After the same spirit as the biting fury with a consonant, hook-drenched character of recent Tad Morose and Mystic Prophecy offerings, this album is an exercise in pummeling yet concise power metal that often crosses over into thrash territory due to the sheer level of heaviness on display. Much of what adorns this album could almost be considered epic in character, though it’s painted over with a cold, industrialized gloss that makes it more of a bleak excursion through a dystopian future world rather than a grandiose, sword and sorcery romp. Crushing anthems such as “Temple Of Archeron” and “The Passenger” reach a cathartic point when the chorus sections arrive, but the majority of the time is spent pummeling the airwaves with a low end, groovy stomp right out of the latter day Nevermore formula.
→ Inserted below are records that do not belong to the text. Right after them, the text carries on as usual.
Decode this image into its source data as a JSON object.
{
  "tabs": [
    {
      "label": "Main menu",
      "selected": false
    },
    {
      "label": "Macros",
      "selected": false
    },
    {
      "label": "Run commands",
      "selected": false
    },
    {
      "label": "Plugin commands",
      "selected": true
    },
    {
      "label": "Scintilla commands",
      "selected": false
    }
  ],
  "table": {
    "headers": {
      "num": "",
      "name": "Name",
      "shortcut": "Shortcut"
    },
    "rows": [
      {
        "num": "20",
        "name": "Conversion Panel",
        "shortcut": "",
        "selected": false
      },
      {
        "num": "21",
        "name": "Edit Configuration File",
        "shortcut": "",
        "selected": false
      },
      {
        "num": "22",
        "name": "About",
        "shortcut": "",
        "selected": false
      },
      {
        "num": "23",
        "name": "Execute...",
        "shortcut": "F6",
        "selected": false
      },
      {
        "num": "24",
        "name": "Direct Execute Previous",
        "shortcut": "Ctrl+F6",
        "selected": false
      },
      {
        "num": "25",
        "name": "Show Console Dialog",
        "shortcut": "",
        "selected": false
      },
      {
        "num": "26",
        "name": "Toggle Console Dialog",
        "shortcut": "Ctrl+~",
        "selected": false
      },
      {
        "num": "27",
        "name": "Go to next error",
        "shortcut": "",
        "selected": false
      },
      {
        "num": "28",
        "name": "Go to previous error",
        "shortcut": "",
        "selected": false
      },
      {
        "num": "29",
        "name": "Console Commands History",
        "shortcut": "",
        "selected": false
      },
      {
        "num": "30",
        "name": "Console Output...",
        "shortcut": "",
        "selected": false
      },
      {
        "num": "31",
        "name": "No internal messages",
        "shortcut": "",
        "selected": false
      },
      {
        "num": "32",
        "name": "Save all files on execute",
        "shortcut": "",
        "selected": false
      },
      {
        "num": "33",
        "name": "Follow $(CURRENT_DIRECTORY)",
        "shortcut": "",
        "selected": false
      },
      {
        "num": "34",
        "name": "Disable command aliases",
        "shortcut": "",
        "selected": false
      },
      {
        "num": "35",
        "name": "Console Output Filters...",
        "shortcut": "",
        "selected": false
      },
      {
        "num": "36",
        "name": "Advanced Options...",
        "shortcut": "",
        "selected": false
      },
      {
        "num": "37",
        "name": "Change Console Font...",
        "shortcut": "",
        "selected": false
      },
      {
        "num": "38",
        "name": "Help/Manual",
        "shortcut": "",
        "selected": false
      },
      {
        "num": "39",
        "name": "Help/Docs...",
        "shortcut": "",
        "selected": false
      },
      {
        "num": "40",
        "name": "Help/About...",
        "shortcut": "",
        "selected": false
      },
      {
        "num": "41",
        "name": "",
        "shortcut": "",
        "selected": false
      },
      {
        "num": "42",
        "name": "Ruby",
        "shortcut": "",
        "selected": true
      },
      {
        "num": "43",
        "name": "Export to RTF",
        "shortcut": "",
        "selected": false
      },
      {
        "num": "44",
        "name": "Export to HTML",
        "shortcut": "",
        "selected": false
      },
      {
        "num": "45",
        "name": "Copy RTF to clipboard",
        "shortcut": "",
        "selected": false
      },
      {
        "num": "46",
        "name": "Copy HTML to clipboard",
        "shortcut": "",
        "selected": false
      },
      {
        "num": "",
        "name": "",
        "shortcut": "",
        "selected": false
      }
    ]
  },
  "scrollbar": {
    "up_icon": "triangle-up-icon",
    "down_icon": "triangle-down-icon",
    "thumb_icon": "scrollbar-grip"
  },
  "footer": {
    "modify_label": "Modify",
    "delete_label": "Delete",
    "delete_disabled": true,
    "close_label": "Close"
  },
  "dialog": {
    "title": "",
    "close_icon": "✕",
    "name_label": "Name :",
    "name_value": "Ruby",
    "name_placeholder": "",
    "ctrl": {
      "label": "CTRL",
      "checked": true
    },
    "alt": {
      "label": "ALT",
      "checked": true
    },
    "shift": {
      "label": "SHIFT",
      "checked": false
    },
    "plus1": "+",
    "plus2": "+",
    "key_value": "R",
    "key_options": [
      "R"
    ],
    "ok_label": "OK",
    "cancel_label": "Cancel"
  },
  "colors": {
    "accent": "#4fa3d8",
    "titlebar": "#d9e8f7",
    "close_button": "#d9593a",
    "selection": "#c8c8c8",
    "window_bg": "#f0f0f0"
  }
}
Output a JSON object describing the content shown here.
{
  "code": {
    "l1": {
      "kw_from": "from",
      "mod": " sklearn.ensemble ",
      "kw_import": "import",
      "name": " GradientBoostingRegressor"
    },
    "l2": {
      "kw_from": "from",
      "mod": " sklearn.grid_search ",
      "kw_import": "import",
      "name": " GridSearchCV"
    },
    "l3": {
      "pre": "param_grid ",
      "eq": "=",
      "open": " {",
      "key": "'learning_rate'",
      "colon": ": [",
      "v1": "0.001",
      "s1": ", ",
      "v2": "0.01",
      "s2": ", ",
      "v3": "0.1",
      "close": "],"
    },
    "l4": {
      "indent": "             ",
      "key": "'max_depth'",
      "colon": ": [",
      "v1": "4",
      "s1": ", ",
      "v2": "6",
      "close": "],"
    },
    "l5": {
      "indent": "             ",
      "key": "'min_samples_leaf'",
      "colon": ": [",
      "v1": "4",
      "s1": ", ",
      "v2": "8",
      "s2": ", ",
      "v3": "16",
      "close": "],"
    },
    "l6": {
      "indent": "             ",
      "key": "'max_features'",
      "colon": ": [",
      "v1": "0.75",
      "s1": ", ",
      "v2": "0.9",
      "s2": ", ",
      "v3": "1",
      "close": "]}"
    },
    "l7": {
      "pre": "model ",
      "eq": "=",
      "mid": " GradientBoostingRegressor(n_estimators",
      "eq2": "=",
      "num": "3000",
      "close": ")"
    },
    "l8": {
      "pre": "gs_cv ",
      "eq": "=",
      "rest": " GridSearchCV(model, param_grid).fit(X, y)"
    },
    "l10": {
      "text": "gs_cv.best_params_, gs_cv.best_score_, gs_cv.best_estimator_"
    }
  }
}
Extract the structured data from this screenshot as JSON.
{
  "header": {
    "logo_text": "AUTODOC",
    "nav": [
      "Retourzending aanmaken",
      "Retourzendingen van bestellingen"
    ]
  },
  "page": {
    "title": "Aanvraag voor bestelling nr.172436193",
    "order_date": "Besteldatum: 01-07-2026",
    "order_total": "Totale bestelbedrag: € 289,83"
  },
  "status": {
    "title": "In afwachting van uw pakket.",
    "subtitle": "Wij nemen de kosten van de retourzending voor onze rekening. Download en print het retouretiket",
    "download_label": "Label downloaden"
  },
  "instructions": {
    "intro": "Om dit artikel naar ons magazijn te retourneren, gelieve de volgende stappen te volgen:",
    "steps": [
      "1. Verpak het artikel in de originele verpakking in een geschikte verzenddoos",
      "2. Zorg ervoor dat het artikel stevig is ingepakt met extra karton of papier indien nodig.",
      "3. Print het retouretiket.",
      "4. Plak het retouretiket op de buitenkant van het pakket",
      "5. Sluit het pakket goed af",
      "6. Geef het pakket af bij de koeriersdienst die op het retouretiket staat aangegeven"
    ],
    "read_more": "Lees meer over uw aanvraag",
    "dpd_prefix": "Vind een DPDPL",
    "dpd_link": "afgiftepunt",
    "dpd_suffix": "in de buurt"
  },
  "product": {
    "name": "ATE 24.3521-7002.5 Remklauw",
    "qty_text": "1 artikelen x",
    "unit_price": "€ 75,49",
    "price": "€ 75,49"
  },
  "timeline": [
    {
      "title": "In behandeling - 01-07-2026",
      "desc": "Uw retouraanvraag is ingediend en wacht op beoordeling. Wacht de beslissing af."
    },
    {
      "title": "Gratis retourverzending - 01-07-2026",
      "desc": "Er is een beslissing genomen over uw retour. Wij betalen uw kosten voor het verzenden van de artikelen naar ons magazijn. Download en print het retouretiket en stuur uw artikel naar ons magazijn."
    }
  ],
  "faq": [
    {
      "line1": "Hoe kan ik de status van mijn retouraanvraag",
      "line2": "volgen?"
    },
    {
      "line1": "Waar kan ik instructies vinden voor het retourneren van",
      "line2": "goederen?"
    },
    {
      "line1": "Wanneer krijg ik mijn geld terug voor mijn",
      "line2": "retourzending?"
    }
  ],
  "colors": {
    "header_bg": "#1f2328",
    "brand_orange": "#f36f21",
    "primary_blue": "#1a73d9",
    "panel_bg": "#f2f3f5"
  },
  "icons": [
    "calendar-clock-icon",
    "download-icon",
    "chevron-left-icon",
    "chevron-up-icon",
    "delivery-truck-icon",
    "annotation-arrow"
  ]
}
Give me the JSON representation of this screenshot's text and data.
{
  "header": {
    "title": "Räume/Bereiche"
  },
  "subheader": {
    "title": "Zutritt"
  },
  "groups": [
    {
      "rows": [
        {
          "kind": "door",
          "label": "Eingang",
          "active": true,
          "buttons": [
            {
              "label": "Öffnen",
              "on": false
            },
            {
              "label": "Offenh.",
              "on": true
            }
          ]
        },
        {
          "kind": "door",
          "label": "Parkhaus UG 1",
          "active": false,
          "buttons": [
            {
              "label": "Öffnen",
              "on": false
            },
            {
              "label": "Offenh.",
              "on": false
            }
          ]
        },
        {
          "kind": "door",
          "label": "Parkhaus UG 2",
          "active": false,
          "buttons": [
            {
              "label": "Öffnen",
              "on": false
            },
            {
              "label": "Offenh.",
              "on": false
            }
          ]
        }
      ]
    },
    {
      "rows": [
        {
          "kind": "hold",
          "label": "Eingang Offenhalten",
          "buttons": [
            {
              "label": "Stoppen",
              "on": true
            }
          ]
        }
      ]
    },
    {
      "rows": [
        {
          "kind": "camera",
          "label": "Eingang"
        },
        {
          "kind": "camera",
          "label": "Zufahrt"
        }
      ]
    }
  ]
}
The swifter paced punch of “Divine Nemesis” rocks a similarly infectious hook at the refrain point, but otherwise thrashes in a manner not all that far removed from something that might have been heard on the most recent Exodus or Testament album.

“Aeternam” Album Artwork

For the most part, this album follows a two-dimensional approach of either battering the opposition into submission, or outright pulverizing it into dust. The riff happy thrashing mayhem of title song “Aeternam” and the more rugged beauty matched with a demonic beast grooving, quasi-melodeath closer “Anneliese” stand as the more intense offerings of what is generally a straight shot of pure rage. However, the somewhat more tuneful and smooth fanfare of “Lights On” takes a catchier and less forbidding approach, sounding a bit closer to what this band was doing back in the early 2000s. Likewise, the creepy half-ballad and ode to Jason Vorhees dubbed “Crystal Lake” has more of a down-tempo, old school heavy metal anthem translated through a darkened, modern metallic lens. Even the heavy-ended quasi-thrasher “Downfall Of A Tyrant” seems more a danker reflection of the transitional power metal mystique of “The Dominion Gate,” having occasionally epic flourishes and dense keyboard overlays to accent the melodically consonant points on what is otherwise a fairly aggressive riff monster.

If nothing else, this album stands as an example of an old dog from the early days of the 80s metal era being more than able to learn new tricks, but that could basically describe everything that Nightmare has done since they reformed in the late 1990s. Though his bass work is more of a support beam that serves to buttress a cathedral of sound built out of all the other instruments and Madie’s soaring vocals, Yves Campion is an inspirational example of how the elder generation can stand toe to toe with the current crowd. In every respect, “Aeternam” stands firmly with one foot in the past and the other in the present, yet it ultimately comes off as something wholly new and fresh. It’s an exercise in pure metallic bluster; it stands almost entirely apart from just about every other female fronted metal act on the scene of late, and showcases a version of power metal that is similarly far removed from the gallant character that defined most of it 20 years ago, including this very same band at the time. Some choose to go forward by taking a stepping back, but this opts to take a quick glance back while continuing to step forward.

Released by: AFM Records
Released Date: October 2nd, 2020
Genre: Power Metal

Musicians:

  • Madie / Vocals
  • Franck Milleliri / Guitars
  • Matt Asselberghs / Guitars
  • Yves Campion / Bass
  • Niels Quiais / Drums

“Aeternam” track-listing:

  1. Temple of Acheron
  2. Divine Nemesis
  3. The Passenger
  4. Downfall of a Tyrant
  5. Crystal Lake
  6. Lights On
  7.  Aeternam
  8. Under the Ice
  9. Black September
  10. Anneliese

8.8 Excellent

The godfathers of French power metal, or at least the remaining one alongside a fold of younger talent, offers up one of the heaviest versions of the sub-genre while still resting comfortably within its stylistic confines.

  • Songwriting 8.5
  • Musicianship 9
  • Originality 8.5
  • Production 9
Share.

Leave A Reply

This site uses Akismet to reduce spam. Learn how your comment data is processed.